- Hindu Wisdom - India and China
- Sideshow Kissinger, Nixon and the Destruction of Cambodia by William Shawcross
- 10 Top Anti-War/Protest Songs About the Vietnam War - Worldnews.com
- The War in Vietnam has long been the source of anti-war and protest songs. From Bob Dylan to the Beatles, a number of notable music artists penned tunes that criticized the United States involvement in perhaps the least supported war by the American public. The following are a sampling of the some of the best anti-war/protest songs that were released during that era. You can find all of these songs in digital form on iTunes, Amazon.com and Google Play with the exception of the last two songs
- Civoc!

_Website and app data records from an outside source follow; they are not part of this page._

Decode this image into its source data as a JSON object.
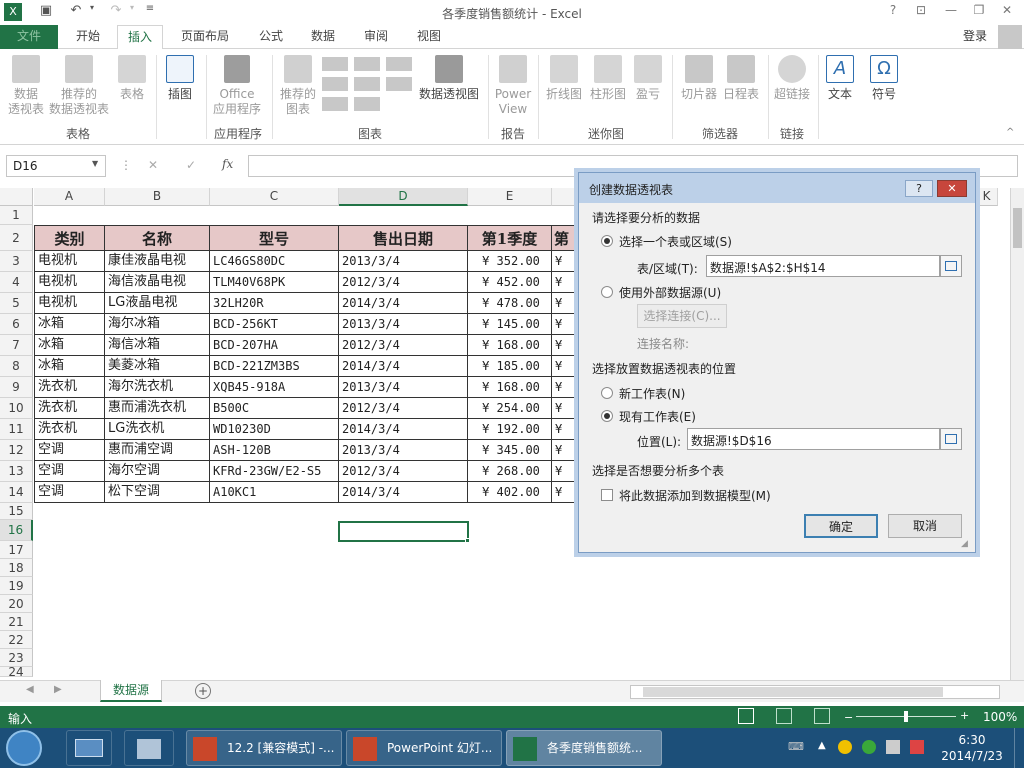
{
  "app": {
    "title": "各季度销售额统计 - Excel",
    "login": "登录"
  },
  "ribbon_tabs": [
    "文件",
    "开始",
    "插入",
    "页面布局",
    "公式",
    "数据",
    "审阅",
    "视图"
  ],
  "ribbon": {
    "pivot": "数据\n透视表",
    "rec_pivot": "推荐的\n数据透视表",
    "table": "表格",
    "illustrations": "插图",
    "office_apps": "Office\n应用程序",
    "rec_charts": "推荐的\n图表",
    "pivot_chart": "数据透视图",
    "power_view": "Power\nView",
    "line": "折线图",
    "column": "柱形图",
    "winloss": "盈亏",
    "slicer": "切片器",
    "timeline": "日程表",
    "hyperlink": "超链接",
    "text": "文本",
    "symbol": "符号",
    "groups": {
      "tables": "表格",
      "apps": "应用程序",
      "charts": "图表",
      "reports": "报告",
      "sparklines": "迷你图",
      "filters": "筛选器",
      "links": "链接"
    }
  },
  "namebox": "D16",
  "columns": [
    "A",
    "B",
    "C",
    "D",
    "E",
    "K"
  ],
  "header_row": [
    "类别",
    "名称",
    "型号",
    "售出日期",
    "第1季度",
    "第"
  ],
  "rows": [
    [
      "电视机",
      "康佳液晶电视",
      "LC46GS80DC",
      "2013/3/4",
      "¥ 352.00",
      "¥"
    ],
    [
      "电视机",
      "海信液晶电视",
      "TLM40V68PK",
      "2012/3/4",
      "¥ 452.00",
      "¥"
    ],
    [
      "电视机",
      "LG液晶电视",
      "32LH20R",
      "2014/3/4",
      "¥ 478.00",
      "¥"
    ],
    [
      "冰箱",
      "海尔冰箱",
      "BCD-256KT",
      "2013/3/4",
      "¥ 145.00",
      "¥"
    ],
    [
      "冰箱",
      "海信冰箱",
      "BCD-207HA",
      "2012/3/4",
      "¥ 168.00",
      "¥"
    ],
    [
      "冰箱",
      "美菱冰箱",
      "BCD-221ZM3BS",
      "2014/3/4",
      "¥ 185.00",
      "¥"
    ],
    [
      "洗衣机",
      "海尔洗衣机",
      "XQB45-918A",
      "2013/3/4",
      "¥ 168.00",
      "¥"
    ],
    [
      "洗衣机",
      "惠而浦洗衣机",
      "B500C",
      "2012/3/4",
      "¥ 254.00",
      "¥"
    ],
    [
      "洗衣机",
      "LG洗衣机",
      "WD10230D",
      "2014/3/4",
      "¥ 192.00",
      "¥"
    ],
    [
      "空调",
      "惠而浦空调",
      "ASH-120B",
      "2013/3/4",
      "¥ 345.00",
      "¥"
    ],
    [
      "空调",
      "海尔空调",
      "KFRd-23GW/E2-S5",
      "2012/3/4",
      "¥ 268.00",
      "¥"
    ],
    [
      "空调",
      "松下空调",
      "A10KC1",
      "2014/3/4",
      "¥ 402.00",
      "¥"
    ]
  ],
  "row_numbers": [
    "1",
    "2",
    "3",
    "4",
    "5",
    "6",
    "7",
    "8",
    "9",
    "10",
    "11",
    "12",
    "13",
    "14",
    "15",
    "16",
    "17",
    "18",
    "19",
    "20",
    "21",
    "22",
    "23",
    "24"
  ],
  "dialog": {
    "title": "创建数据透视表",
    "section1": "请选择要分析的数据",
    "opt_select_range": "选择一个表或区域(S)",
    "range_label": "表/区域(T):",
    "range_value": "数据源!$A$2:$H$14",
    "opt_external": "使用外部数据源(U)",
    "choose_conn": "选择连接(C)...",
    "conn_name": "连接名称:",
    "section2": "选择放置数据透视表的位置",
    "opt_new_sheet": "新工作表(N)",
    "opt_existing": "现有工作表(E)",
    "location_label": "位置(L):",
    "location_value": "数据源!$D$16",
    "section3": "选择是否想要分析多个表",
    "add_model": "将此数据添加到数据模型(M)",
    "ok": "确定",
    "cancel": "取消"
  },
  "sheet_tab": "数据源",
  "status": {
    "mode": "输入",
    "zoom": "100%"
  },
  "taskbar": {
    "tasks": [
      "12.2 [兼容模式] -...",
      "PowerPoint 幻灯...",
      "各季度销售额统..."
    ],
    "time": "6:30",
    "date": "2014/7/23"
  },
  "colors": {
    "excel_green": "#217346",
    "header_fill": "#e6c8c8"
  }
}
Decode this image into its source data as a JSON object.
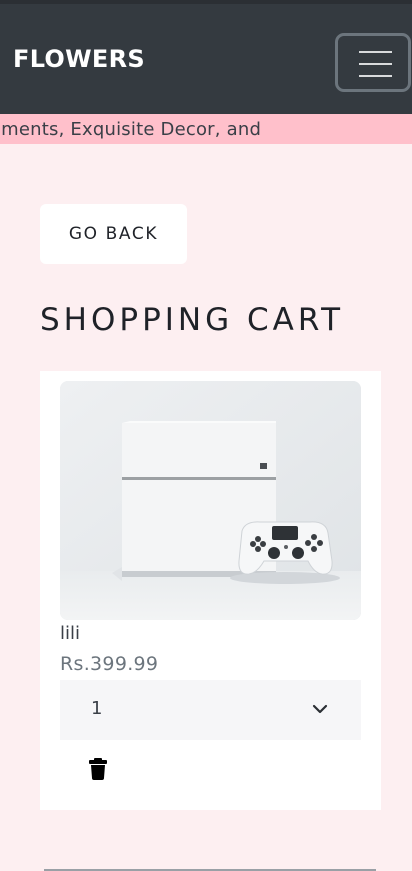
{
  "navbar": {
    "brand": "FLOWERS",
    "toggler_icon": "hamburger-menu-icon"
  },
  "ticker": {
    "text": "Arrangements, Exquisite Decor, and"
  },
  "actions": {
    "go_back_label": "GO BACK"
  },
  "page": {
    "title": "SHOPPING CART"
  },
  "cart": {
    "items": [
      {
        "image_icon": "product-photo-white-console-and-controller",
        "name": "lili",
        "price": "Rs.399.99",
        "quantity": "1",
        "delete_icon": "trash-icon"
      }
    ]
  },
  "colors": {
    "navbar_bg": "#343a40",
    "ticker_bg": "#ffc0cb",
    "page_bg": "#fdeff1",
    "card_bg": "#ffffff",
    "select_bg": "#f6f6f8"
  }
}
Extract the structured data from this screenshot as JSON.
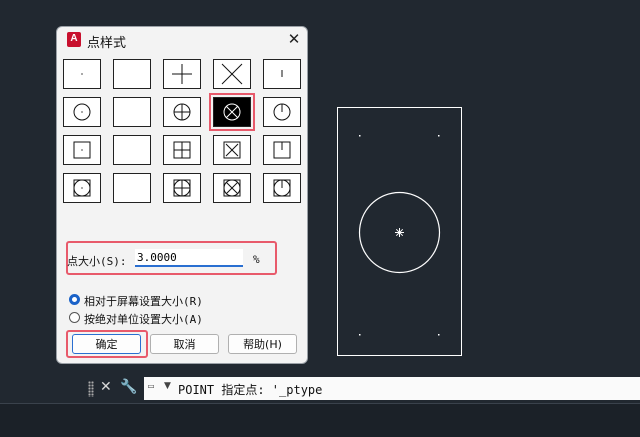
{
  "dialog": {
    "title": "点样式",
    "app_icon_letter": "A",
    "close_glyph": "✕",
    "selected_style": "circle-x",
    "styles": [
      "dot",
      "none",
      "plus",
      "x",
      "tick",
      "circle-dot",
      "circle",
      "circle-plus",
      "circle-x",
      "circle-tick",
      "square-dot",
      "square",
      "square-plus",
      "square-x",
      "square-tick",
      "sqcircle-dot",
      "sqcircle",
      "sqcircle-plus",
      "sqcircle-x",
      "sqcircle-tick"
    ],
    "size_label": "点大小(S):",
    "size_value": "3.0000",
    "size_unit": "%",
    "radio_relative": "相对于屏幕设置大小(R)",
    "radio_absolute": "按绝对单位设置大小(A)",
    "radio_selected": "relative",
    "ok_label": "确定",
    "cancel_label": "取消",
    "help_label": "帮助(H)"
  },
  "command_line": {
    "prompt_icon": "▭",
    "arrow": "▼",
    "text": "POINT 指定点: '_ptype"
  },
  "colors": {
    "canvas_bg": "#212830",
    "highlight": "#e85a6b",
    "accent": "#2a6fd1",
    "entity": "#ffffff"
  }
}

Society, Politics & Religion
- "Censoring the Internet in Thailand" by Jeffrey Race
- Visit Banteay Chhmar | Information about the 12th century Khmer temple, homestays and tourism activities in northwestern Cambodia
- Visit Banteay Chhmar - Information about the 12th century Khmer temple, homestays and tourism activities in northwestern Cambodia
- When Malays were Hindus and Buddhists were Indians - The Malaysian Insider
- Lawmaker: Cambodian workers at risk The CNN Freedom Project: Ending Modern-Day Slavery - CNN.com Blogs
- (CNN) -- A Cambodian opposition parliament member says labor recruitment agencies in her country are still sending domestic workers to Malaysia -- despite a recent ban on the practice -- because many government officials either own or have close ties to the companies.
- How did the Ramayana come to adorn the walls of Thailand's most revered Buddhist temple?
- All around the Temple of the Emerald Buddha are murals telling the story of Phra Rama. How did they get there?
- Top Ten Must-See Temples in Bali, Indonesia | Bali Temples, Bali Culture, Bali Religion
- A list of Bali's largest, most ornate, and most culturally significant temples - images, location and GPS coordinates included
- When Malays were Hindus and Buddhists were Indians - The Malaysian Insider
- Kane, Pandurang Vaman: History of Dharmasastra: (ancient and mediaeval, religious and civil law) -- Poona : Bhandarkar Oriental Research Institute, 1962-1975
- Hindu-Buddhist Java and Southeast Asia
- Hindu-Kaharingan Tiwah ceremony in Borneo
- Hindu revival in Java
- A tribute to hinduism
- Hindu influence in Southeast Asia